▸ Task description:
If a line of the records contains the word "JSON", list it.

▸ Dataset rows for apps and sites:
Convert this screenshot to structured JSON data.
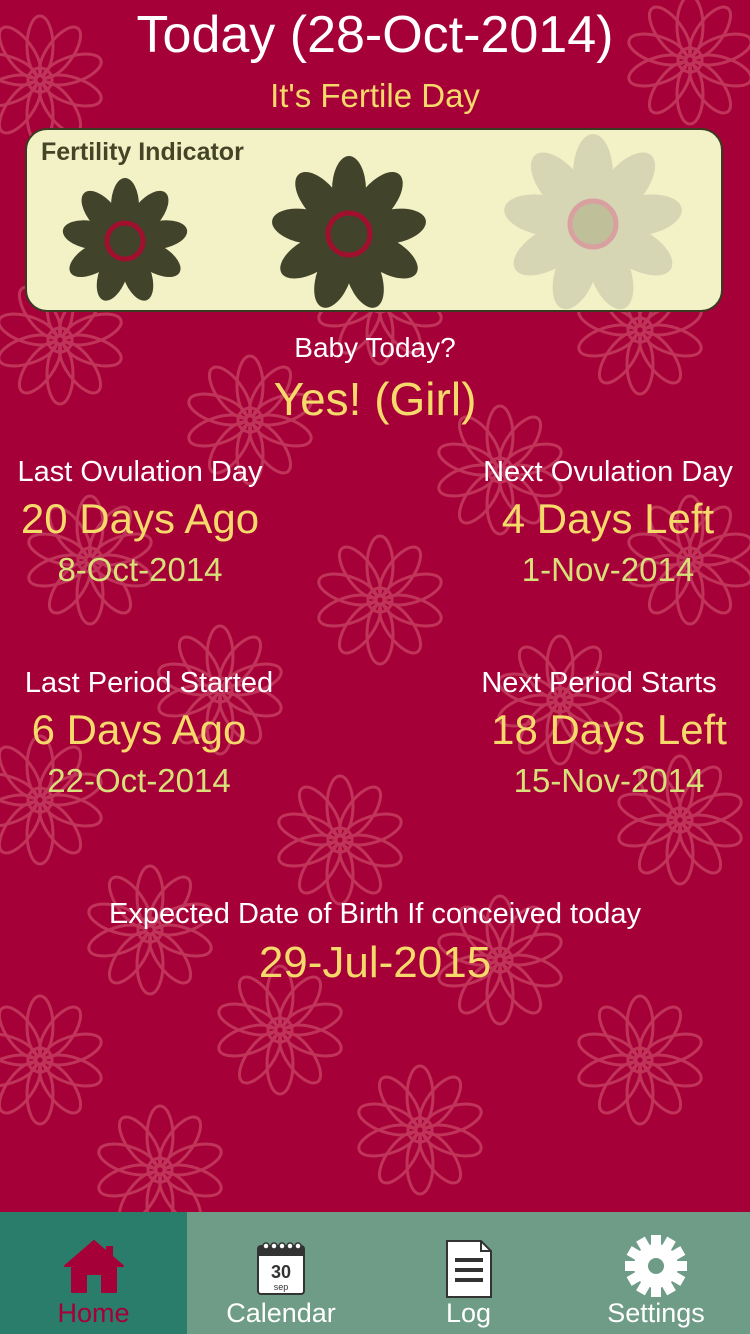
{
  "header": {
    "title": "Today (28-Oct-2014)",
    "subtitle": "It's Fertile Day"
  },
  "fertility": {
    "label": "Fertility Indicator",
    "flowers": [
      "active",
      "active",
      "inactive"
    ],
    "level": "2 of 3"
  },
  "baby": {
    "question": "Baby Today?",
    "answer": "Yes! (Girl)"
  },
  "stats": {
    "last_ovulation": {
      "label": "Last Ovulation Day",
      "value": "20 Days Ago",
      "date": "8-Oct-2014"
    },
    "next_ovulation": {
      "label": "Next Ovulation Day",
      "value": "4 Days Left",
      "date": "1-Nov-2014"
    },
    "last_period": {
      "label": "Last Period Started",
      "value": "6 Days Ago",
      "date": "22-Oct-2014"
    },
    "next_period": {
      "label": "Next Period Starts",
      "value": "18 Days Left",
      "date": "15-Nov-2014"
    }
  },
  "birth": {
    "label": "Expected Date of Birth If conceived today",
    "date": "29-Jul-2015"
  },
  "tabbar": {
    "tabs": [
      {
        "label": "Home",
        "icon": "home-icon",
        "active": true
      },
      {
        "label": "Calendar",
        "icon": "calendar-icon",
        "active": false
      },
      {
        "label": "Log",
        "icon": "log-icon",
        "active": false
      },
      {
        "label": "Settings",
        "icon": "gear-icon",
        "active": false
      }
    ],
    "calendar_icon_day": "30",
    "calendar_icon_month": "sep"
  },
  "colors": {
    "background": "#a60038",
    "accent_yellow": "#f5d96b",
    "tab_bar": "#6f9c86",
    "tab_active": "#2a7d6b"
  }
}
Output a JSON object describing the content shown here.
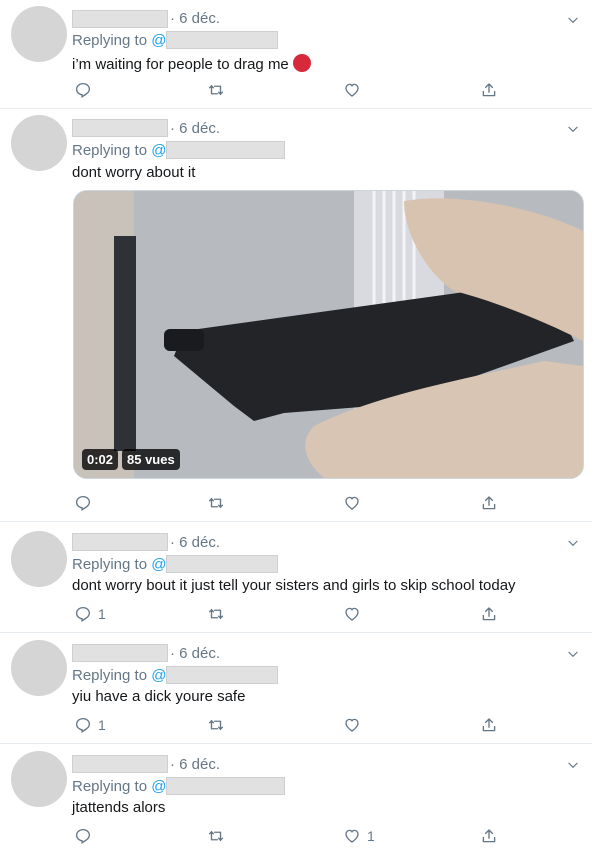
{
  "tweets": [
    {
      "date": "· 6 déc.",
      "reply_prefix": "Replying to ",
      "reply_at": "@",
      "text": "i’m waiting for people to drag me",
      "reply_count": "",
      "like_count": "",
      "emoji": "angry-face"
    },
    {
      "date": "· 6 déc.",
      "reply_prefix": "Replying to ",
      "reply_at": "@",
      "text": "dont worry about it",
      "reply_count": "",
      "like_count": "",
      "video": {
        "duration": "0:02",
        "views": "85 vues"
      }
    },
    {
      "date": "· 6 déc.",
      "reply_prefix": "Replying to ",
      "reply_at": "@",
      "text": "dont worry bout it just tell your sisters and girls to skip school today",
      "reply_count": "1",
      "like_count": ""
    },
    {
      "date": "· 6 déc.",
      "reply_prefix": "Replying to ",
      "reply_at": "@",
      "text": "yiu have a dick youre safe",
      "reply_count": "1",
      "like_count": ""
    },
    {
      "date": "· 6 déc.",
      "reply_prefix": "Replying to ",
      "reply_at": "@",
      "text": "jtattends alors",
      "reply_count": "",
      "like_count": "1"
    }
  ],
  "icons": {
    "reply": "reply-icon",
    "retweet": "retweet-icon",
    "like": "heart-icon",
    "share": "share-icon",
    "menu": "chevron-down-icon"
  },
  "colors": {
    "link": "#1da1f2",
    "muted": "#657786",
    "divider": "#e6ecf0"
  }
}
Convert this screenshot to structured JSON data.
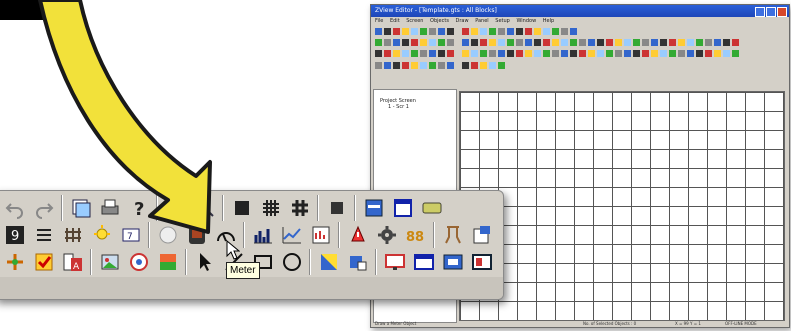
{
  "window": {
    "title": "ZView Editor - [Template.gts : All Blocks]",
    "menu": [
      "File",
      "Edit",
      "Screen",
      "Objects",
      "Draw",
      "Panel",
      "Setup",
      "Window",
      "Help"
    ]
  },
  "tree": {
    "root_label": "Project Screen",
    "child_label": "1 - Scr 1"
  },
  "status": {
    "left": "Draw a Meter Object",
    "mid": "No. of Selected Objects : 0",
    "pos": "X = 99 Y = 1",
    "mode": "OFF-LINE MODE"
  },
  "tooltip": {
    "text": "Meter"
  },
  "toolbar": {
    "row1": [
      "undo-icon",
      "redo-icon",
      "screen-copy-icon",
      "print-icon",
      "help-icon",
      "zoom-in-icon",
      "zoom-out-icon",
      "grid-small-icon",
      "grid-medium-icon",
      "grid-large-icon",
      "fill-icon",
      "layer-icon",
      "window-icon",
      "display-icon"
    ],
    "row2": [
      "numeric-icon",
      "list-icon",
      "pipe-icon",
      "lamp-icon",
      "message-icon",
      "circle-icon",
      "monitor-icon",
      "meter-icon",
      "bar-graph-icon",
      "trend-icon",
      "chart-icon",
      "alarm-icon",
      "gear-icon",
      "counter-icon",
      "recipe-icon",
      "input-icon",
      "io-icon"
    ],
    "row3": [
      "cross-icon",
      "check-icon",
      "text-icon",
      "picture-icon",
      "symbol-icon",
      "gradient-icon",
      "pointer-icon",
      "line-icon",
      "rectangle-icon",
      "ellipse-icon",
      "polygon-icon",
      "shape-icon",
      "screen-icon",
      "window-open-icon",
      "popup-icon",
      "frame-icon"
    ]
  },
  "colors": {
    "arrow": "#f2e13a",
    "arrow_outline": "#1a1a1a",
    "title_bar": "#2050c8",
    "tooltip_bg": "#ffffe1"
  }
}
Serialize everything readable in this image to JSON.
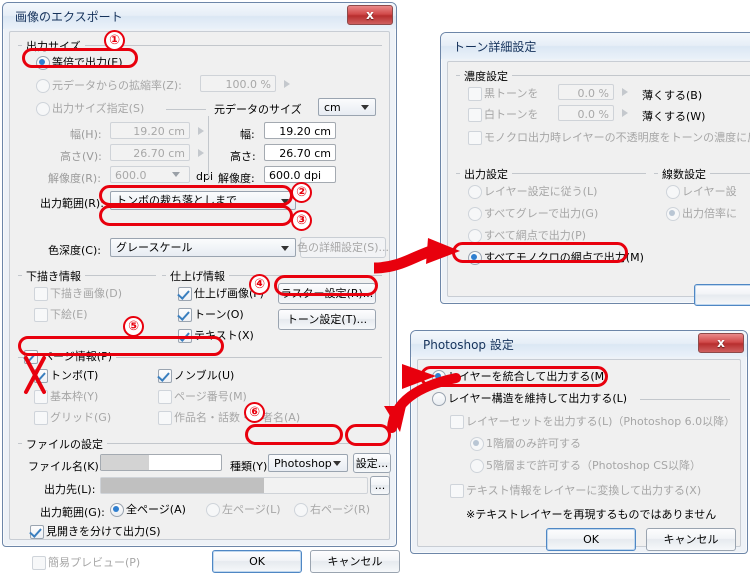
{
  "colors": {
    "annotation_red": "#e8000d",
    "title_text": "#15325b",
    "dialog_bg": "#f0f0f0",
    "accent_blue": "#2f7fd0"
  },
  "export_dialog": {
    "title": "画像のエクスポート",
    "close_label": "x",
    "output_size": {
      "group_label": "出力サイズ",
      "radio_actual": "等倍で出力(E)",
      "radio_scale": "元データからの拡縮率(Z):",
      "scale_value": "100.0 %",
      "radio_specify": "出力サイズ指定(S)",
      "width_label": "幅(H):",
      "width_value": "19.20 cm",
      "height_label": "高さ(V):",
      "height_value": "26.70 cm",
      "res_label": "解像度(R):",
      "res_value": "600.0",
      "res_unit": "dpi",
      "source_size_label": "元データのサイズ",
      "unit_value": "cm",
      "src_width_label": "幅:",
      "src_width_value": "19.20 cm",
      "src_height_label": "高さ:",
      "src_height_value": "26.70 cm",
      "src_res_label": "解像度:",
      "src_res_value": "600.0 dpi",
      "range_label": "出力範囲(R):",
      "range_value": "トンボの裁ち落としまで",
      "depth_label": "色深度(C):",
      "depth_value": "グレースケール",
      "color_detail_button": "色の詳細設定(S)..."
    },
    "draft_info": {
      "group_label": "下描き情報",
      "check_draft_image": "下描き画像(D)",
      "check_sketch": "下絵(E)"
    },
    "finish_info": {
      "group_label": "仕上げ情報",
      "check_finish_image": "仕上げ画像(F)",
      "check_tone": "トーン(O)",
      "check_text": "テキスト(X)",
      "raster_button": "ラスター設定(R)...",
      "tone_button": "トーン設定(T)..."
    },
    "page_info": {
      "group_label": "ページ情報(P)",
      "check_tombo": "トンボ(T)",
      "check_nonbre": "ノンブル(U)",
      "check_basic_frame": "基本枠(Y)",
      "check_page_number": "ページ番号(M)",
      "check_grid": "グリッド(G)",
      "check_title_author": "作品名・話数・作者名(A)"
    },
    "file_settings": {
      "group_label": "ファイルの設定",
      "filename_label": "ファイル名(K):",
      "filename_value": "",
      "type_label": "種類(Y):",
      "type_value": "Photoshop",
      "settings_button": "設定...",
      "dest_label": "出力先(L):",
      "dest_value": "",
      "browse_button": "...",
      "range_label": "出力範囲(G):",
      "radio_all_pages": "全ページ(A)",
      "radio_left_page": "左ページ(L)",
      "radio_right_page": "右ページ(R)",
      "check_split_spread": "見開きを分けて出力(S)"
    },
    "footer": {
      "check_simple_preview": "簡易プレビュー(P)",
      "ok_button": "OK",
      "cancel_button": "キャンセル"
    }
  },
  "tone_dialog": {
    "title": "トーン詳細設定",
    "density": {
      "group_label": "濃度設定",
      "check_black_tone": "黒トーンを",
      "black_value": "0.0 %",
      "black_suffix": "薄くする(B)",
      "check_white_tone": "白トーンを",
      "white_value": "0.0 %",
      "white_suffix": "薄くする(W)",
      "check_mono_opacity": "モノクロ出力時レイヤーの不透明度をトーンの濃度に反映"
    },
    "output": {
      "group_label": "出力設定",
      "radio_follow_layer": "レイヤー設定に従う(L)",
      "radio_all_gray": "すべてグレーで出力(G)",
      "radio_all_halftone": "すべて網点で出力(P)",
      "radio_all_mono_halftone": "すべてモノクロの網点で出力(M)"
    },
    "lines": {
      "group_label": "線数設定",
      "radio_layer_setting": "レイヤー設",
      "radio_output_scale": "出力倍率に"
    }
  },
  "photoshop_dialog": {
    "title": "Photoshop 設定",
    "close_label": "x",
    "radio_merge_layers": "レイヤーを統合して出力する(M)",
    "radio_keep_structure": "レイヤー構造を維持して出力する(L)",
    "check_layer_sets": "レイヤーセットを出力する(L)（Photoshop 6.0以降）",
    "radio_one_level": "1階層のみ許可する",
    "radio_five_levels": "5階層まで許可する（Photoshop CS以降）",
    "check_text_to_layer": "テキスト情報をレイヤーに変換して出力する(X)",
    "note": "※テキストレイヤーを再現するものではありません",
    "ok_button": "OK",
    "cancel_button": "キャンセル"
  },
  "annotations": {
    "marker_1": "①",
    "marker_2": "②",
    "marker_3": "③",
    "marker_4": "④",
    "marker_5": "⑤",
    "marker_6": "⑥"
  }
}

▸ Solution for this task:
Convert this screenshot to structured JSON data.
Output a JSON object describing the content shown here.
Convert this screenshot to structured JSON data.
Serialize everything readable in this image to JSON.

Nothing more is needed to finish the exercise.